## TASK REQUIREMENTS
Take from the data every line in which the word "Noted" is found.

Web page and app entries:
--- START ---

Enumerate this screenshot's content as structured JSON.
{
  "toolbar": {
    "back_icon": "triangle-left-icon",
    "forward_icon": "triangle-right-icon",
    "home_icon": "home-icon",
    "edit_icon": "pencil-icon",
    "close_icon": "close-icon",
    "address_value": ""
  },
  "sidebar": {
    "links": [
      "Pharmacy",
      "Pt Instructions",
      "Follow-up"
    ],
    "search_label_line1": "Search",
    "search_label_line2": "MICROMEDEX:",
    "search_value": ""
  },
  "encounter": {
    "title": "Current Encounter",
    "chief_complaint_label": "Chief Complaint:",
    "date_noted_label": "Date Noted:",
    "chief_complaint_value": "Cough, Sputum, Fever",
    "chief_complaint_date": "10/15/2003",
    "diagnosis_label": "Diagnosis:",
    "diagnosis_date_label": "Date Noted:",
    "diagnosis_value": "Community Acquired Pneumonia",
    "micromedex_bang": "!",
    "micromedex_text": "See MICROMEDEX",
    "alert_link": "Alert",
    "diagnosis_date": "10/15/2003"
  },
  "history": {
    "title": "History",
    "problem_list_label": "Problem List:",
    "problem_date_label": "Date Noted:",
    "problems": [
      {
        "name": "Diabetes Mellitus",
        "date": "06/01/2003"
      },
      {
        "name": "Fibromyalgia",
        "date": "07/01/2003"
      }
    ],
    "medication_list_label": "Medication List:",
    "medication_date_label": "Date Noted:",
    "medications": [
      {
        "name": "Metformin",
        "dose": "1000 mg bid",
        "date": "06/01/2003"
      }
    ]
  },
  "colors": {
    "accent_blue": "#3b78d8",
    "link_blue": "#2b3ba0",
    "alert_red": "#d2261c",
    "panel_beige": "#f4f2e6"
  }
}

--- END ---

## ANSWER SPACE
    "date_noted_label": "Date Noted:",
    "diagnosis_date_label": "Date Noted:",
    "problem_date_label": "Date Noted:",
    "medication_date_label": "Date Noted:",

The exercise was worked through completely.